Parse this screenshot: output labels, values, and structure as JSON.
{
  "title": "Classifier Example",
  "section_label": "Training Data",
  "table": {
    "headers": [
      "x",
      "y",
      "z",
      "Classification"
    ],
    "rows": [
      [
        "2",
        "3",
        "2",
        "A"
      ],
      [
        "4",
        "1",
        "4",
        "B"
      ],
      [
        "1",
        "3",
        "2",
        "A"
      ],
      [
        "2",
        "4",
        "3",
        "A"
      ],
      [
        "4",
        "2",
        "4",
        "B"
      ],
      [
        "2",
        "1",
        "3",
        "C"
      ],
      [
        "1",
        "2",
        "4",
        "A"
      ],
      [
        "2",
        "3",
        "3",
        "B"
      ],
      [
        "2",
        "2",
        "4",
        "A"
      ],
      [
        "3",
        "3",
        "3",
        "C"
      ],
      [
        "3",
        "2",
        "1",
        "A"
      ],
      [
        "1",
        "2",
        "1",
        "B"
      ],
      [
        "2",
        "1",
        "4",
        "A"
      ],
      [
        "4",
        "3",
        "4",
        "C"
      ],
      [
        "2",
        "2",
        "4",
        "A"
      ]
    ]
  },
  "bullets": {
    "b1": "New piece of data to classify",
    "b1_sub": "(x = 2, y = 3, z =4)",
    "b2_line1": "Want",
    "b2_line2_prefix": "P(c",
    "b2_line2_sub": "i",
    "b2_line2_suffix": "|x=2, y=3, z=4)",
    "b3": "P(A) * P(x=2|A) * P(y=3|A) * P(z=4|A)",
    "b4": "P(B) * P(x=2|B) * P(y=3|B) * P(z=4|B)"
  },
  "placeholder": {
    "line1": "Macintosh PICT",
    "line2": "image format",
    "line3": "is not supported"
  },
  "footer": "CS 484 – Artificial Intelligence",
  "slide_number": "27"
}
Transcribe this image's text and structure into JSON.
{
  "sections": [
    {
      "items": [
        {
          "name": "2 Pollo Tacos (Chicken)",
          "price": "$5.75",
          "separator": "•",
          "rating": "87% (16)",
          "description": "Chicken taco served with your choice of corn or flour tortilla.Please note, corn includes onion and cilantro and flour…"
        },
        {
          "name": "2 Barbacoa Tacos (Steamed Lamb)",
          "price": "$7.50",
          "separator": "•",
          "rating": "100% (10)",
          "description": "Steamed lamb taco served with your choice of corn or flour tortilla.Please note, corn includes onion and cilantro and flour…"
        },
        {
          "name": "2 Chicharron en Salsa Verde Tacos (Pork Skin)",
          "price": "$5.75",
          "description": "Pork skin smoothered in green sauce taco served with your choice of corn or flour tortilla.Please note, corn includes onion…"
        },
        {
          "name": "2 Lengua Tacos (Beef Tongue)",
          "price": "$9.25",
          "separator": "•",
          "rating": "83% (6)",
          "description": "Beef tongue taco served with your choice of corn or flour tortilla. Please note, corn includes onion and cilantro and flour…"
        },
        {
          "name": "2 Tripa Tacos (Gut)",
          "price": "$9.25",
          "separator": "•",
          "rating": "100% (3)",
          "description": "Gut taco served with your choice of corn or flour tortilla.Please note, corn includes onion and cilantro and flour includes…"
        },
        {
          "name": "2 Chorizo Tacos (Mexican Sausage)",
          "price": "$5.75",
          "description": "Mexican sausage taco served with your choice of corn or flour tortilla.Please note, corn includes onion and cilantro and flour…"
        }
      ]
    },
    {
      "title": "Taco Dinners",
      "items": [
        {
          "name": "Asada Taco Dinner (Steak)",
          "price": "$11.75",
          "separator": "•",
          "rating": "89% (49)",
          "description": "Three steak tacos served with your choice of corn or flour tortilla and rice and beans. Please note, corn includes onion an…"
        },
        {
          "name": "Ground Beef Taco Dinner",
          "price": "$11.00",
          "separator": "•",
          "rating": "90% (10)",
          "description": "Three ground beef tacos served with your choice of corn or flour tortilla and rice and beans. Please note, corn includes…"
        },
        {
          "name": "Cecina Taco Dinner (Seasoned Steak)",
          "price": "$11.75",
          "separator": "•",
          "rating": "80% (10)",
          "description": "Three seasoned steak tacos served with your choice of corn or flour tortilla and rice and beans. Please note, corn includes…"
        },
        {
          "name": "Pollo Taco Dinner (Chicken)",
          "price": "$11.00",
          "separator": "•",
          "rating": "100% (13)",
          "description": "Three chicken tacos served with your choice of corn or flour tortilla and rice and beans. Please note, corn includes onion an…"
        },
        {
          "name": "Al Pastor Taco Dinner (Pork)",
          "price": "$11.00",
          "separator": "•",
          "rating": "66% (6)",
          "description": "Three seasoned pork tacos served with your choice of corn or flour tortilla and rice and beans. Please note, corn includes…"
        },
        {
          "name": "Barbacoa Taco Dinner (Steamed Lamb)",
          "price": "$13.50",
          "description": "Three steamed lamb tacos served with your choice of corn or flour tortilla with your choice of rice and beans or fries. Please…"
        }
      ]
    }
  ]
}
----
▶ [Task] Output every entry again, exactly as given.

▶ [Result]
Parse this screenshot: output labels, values, and structure as JSON.
{
  "title": "Classifier Example",
  "section_label": "Training Data",
  "table": {
    "headers": [
      "x",
      "y",
      "z",
      "Classification"
    ],
    "rows": [
      [
        "2",
        "3",
        "2",
        "A"
      ],
      [
        "4",
        "1",
        "4",
        "B"
      ],
      [
        "1",
        "3",
        "2",
        "A"
      ],
      [
        "2",
        "4",
        "3",
        "A"
      ],
      [
        "4",
        "2",
        "4",
        "B"
      ],
      [
        "2",
        "1",
        "3",
        "C"
      ],
      [
        "1",
        "2",
        "4",
        "A"
      ],
      [
        "2",
        "3",
        "3",
        "B"
      ],
      [
        "2",
        "2",
        "4",
        "A"
      ],
      [
        "3",
        "3",
        "3",
        "C"
      ],
      [
        "3",
        "2",
        "1",
        "A"
      ],
      [
        "1",
        "2",
        "1",
        "B"
      ],
      [
        "2",
        "1",
        "4",
        "A"
      ],
      [
        "4",
        "3",
        "4",
        "C"
      ],
      [
        "2",
        "2",
        "4",
        "A"
      ]
    ]
  },
  "bullets": {
    "b1": "New piece of data to classify",
    "b1_sub": "(x = 2, y = 3, z =4)",
    "b2_line1": "Want",
    "b2_line2_prefix": "P(c",
    "b2_line2_sub": "i",
    "b2_line2_suffix": "|x=2, y=3, z=4)",
    "b3": "P(A) * P(x=2|A) * P(y=3|A) * P(z=4|A)",
    "b4": "P(B) * P(x=2|B) * P(y=3|B) * P(z=4|B)"
  },
  "placeholder": {
    "line1": "Macintosh PICT",
    "line2": "image format",
    "line3": "is not supported"
  },
  "footer": "CS 484 – Artificial Intelligence",
  "slide_number": "27"
}
Transcribe this image's text and structure into JSON.
{
  "sections": [
    {
      "items": [
        {
          "name": "2 Pollo Tacos (Chicken)",
          "price": "$5.75",
          "separator": "•",
          "rating": "87% (16)",
          "description": "Chicken taco served with your choice of corn or flour tortilla.Please note, corn includes onion and cilantro and flour…"
        },
        {
          "name": "2 Barbacoa Tacos (Steamed Lamb)",
          "price": "$7.50",
          "separator": "•",
          "rating": "100% (10)",
          "description": "Steamed lamb taco served with your choice of corn or flour tortilla.Please note, corn includes onion and cilantro and flour…"
        },
        {
          "name": "2 Chicharron en Salsa Verde Tacos (Pork Skin)",
          "price": "$5.75",
          "description": "Pork skin smoothered in green sauce taco served with your choice of corn or flour tortilla.Please note, corn includes onion…"
        },
        {
          "name": "2 Lengua Tacos (Beef Tongue)",
          "price": "$9.25",
          "separator": "•",
          "rating": "83% (6)",
          "description": "Beef tongue taco served with your choice of corn or flour tortilla. Please note, corn includes onion and cilantro and flour…"
        },
        {
          "name": "2 Tripa Tacos (Gut)",
          "price": "$9.25",
          "separator": "•",
          "rating": "100% (3)",
          "description": "Gut taco served with your choice of corn or flour tortilla.Please note, corn includes onion and cilantro and flour includes…"
        },
        {
          "name": "2 Chorizo Tacos (Mexican Sausage)",
          "price": "$5.75",
          "description": "Mexican sausage taco served with your choice of corn or flour tortilla.Please note, corn includes onion and cilantro and flour…"
        }
      ]
    },
    {
      "title": "Taco Dinners",
      "items": [
        {
          "name": "Asada Taco Dinner (Steak)",
          "price": "$11.75",
          "separator": "•",
          "rating": "89% (49)",
          "description": "Three steak tacos served with your choice of corn or flour tortilla and rice and beans. Please note, corn includes onion an…"
        },
        {
          "name": "Ground Beef Taco Dinner",
          "price": "$11.00",
          "separator": "•",
          "rating": "90% (10)",
          "description": "Three ground beef tacos served with your choice of corn or flour tortilla and rice and beans. Please note, corn includes…"
        },
        {
          "name": "Cecina Taco Dinner (Seasoned Steak)",
          "price": "$11.75",
          "separator": "•",
          "rating": "80% (10)",
          "description": "Three seasoned steak tacos served with your choice of corn or flour tortilla and rice and beans. Please note, corn includes…"
        },
        {
          "name": "Pollo Taco Dinner (Chicken)",
          "price": "$11.00",
          "separator": "•",
          "rating": "100% (13)",
          "description": "Three chicken tacos served with your choice of corn or flour tortilla and rice and beans. Please note, corn includes onion an…"
        },
        {
          "name": "Al Pastor Taco Dinner (Pork)",
          "price": "$11.00",
          "separator": "•",
          "rating": "66% (6)",
          "description": "Three seasoned pork tacos served with your choice of corn or flour tortilla and rice and beans. Please note, corn includes…"
        },
        {
          "name": "Barbacoa Taco Dinner (Steamed Lamb)",
          "price": "$13.50",
          "description": "Three steamed lamb tacos served with your choice of corn or flour tortilla with your choice of rice and beans or fries. Please…"
        }
      ]
    }
  ]
}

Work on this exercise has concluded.